Exercise ::
The response must consist of the lines below from the one with "Transcribe this image's" through the one with "Extract the structured", exactly as they appear and with both ends kept.

━━━ Source data ━━━

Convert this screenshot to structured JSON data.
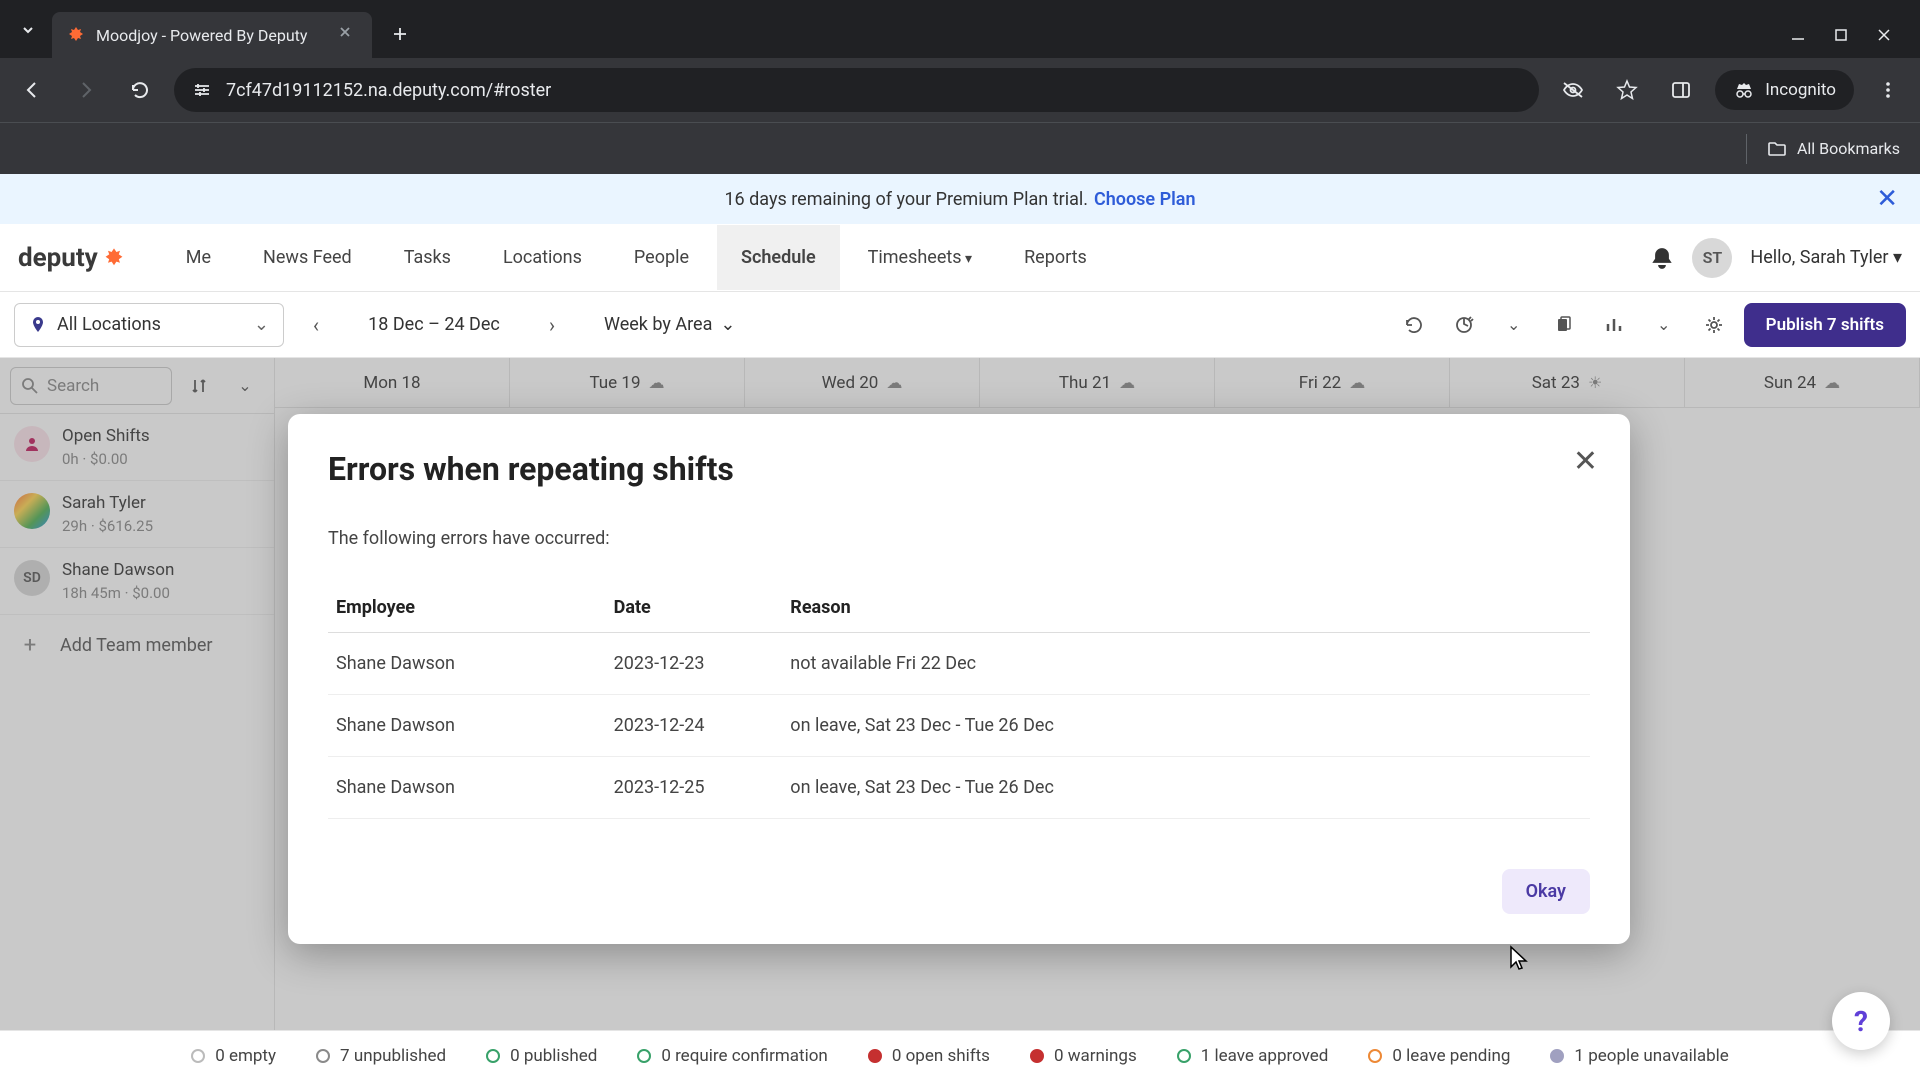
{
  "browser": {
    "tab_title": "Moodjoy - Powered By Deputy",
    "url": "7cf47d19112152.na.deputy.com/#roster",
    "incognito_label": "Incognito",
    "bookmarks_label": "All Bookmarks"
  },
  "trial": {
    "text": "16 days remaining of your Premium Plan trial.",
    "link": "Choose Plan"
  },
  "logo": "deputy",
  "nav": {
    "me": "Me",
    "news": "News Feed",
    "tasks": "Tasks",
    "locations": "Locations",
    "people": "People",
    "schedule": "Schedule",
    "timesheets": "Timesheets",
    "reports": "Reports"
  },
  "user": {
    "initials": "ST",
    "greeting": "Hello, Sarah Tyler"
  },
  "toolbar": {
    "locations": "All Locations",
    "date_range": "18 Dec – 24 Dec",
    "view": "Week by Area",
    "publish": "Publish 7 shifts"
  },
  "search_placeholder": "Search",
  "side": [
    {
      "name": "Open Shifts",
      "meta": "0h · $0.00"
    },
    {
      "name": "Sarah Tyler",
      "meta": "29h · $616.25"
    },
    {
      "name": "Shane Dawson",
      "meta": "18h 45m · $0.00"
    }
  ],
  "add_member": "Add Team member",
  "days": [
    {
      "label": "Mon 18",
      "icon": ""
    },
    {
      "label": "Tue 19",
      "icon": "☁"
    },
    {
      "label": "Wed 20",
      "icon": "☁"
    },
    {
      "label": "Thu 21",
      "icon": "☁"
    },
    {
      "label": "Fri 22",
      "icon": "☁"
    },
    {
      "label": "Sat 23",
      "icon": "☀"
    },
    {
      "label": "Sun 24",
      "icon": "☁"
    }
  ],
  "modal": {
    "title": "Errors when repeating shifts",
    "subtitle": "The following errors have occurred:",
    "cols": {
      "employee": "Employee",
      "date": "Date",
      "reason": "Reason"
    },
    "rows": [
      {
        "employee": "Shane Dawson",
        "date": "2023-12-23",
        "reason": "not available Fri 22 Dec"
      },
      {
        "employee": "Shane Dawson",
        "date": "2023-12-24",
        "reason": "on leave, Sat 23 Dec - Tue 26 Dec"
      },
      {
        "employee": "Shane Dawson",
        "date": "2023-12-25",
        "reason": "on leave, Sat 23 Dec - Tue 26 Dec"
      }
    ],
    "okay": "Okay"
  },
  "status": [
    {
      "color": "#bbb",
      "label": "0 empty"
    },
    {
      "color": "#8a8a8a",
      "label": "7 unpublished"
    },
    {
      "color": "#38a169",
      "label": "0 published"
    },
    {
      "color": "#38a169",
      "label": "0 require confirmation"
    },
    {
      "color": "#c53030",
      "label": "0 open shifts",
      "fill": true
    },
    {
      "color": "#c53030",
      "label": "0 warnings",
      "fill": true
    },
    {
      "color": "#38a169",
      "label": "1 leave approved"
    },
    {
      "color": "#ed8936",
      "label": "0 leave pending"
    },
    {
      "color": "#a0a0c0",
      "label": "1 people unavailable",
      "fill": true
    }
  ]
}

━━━
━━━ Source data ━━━

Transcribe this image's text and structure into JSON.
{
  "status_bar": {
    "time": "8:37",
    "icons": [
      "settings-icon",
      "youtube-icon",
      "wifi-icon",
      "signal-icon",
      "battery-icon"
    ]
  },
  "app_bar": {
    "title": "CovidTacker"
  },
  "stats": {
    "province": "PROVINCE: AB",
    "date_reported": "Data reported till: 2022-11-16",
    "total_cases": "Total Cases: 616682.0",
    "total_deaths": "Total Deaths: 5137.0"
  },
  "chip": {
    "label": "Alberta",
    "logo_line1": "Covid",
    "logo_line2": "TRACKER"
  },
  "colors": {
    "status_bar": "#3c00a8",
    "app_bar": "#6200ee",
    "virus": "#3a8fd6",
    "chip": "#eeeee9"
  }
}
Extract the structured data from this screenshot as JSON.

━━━

Result below ::
Transcribe this image's text and structure into JSON.
{
  "status_bar": {
    "time": "8:37",
    "icons": [
      "settings-icon",
      "youtube-icon",
      "wifi-icon",
      "signal-icon",
      "battery-icon"
    ]
  },
  "app_bar": {
    "title": "CovidTacker"
  },
  "stats": {
    "province": "PROVINCE: AB",
    "date_reported": "Data reported till: 2022-11-16",
    "total_cases": "Total Cases: 616682.0",
    "total_deaths": "Total Deaths: 5137.0"
  },
  "chip": {
    "label": "Alberta",
    "logo_line1": "Covid",
    "logo_line2": "TRACKER"
  },
  "colors": {
    "status_bar": "#3c00a8",
    "app_bar": "#6200ee",
    "virus": "#3a8fd6",
    "chip": "#eeeee9"
  }
}
Extract the structured data from this screenshot as JSON.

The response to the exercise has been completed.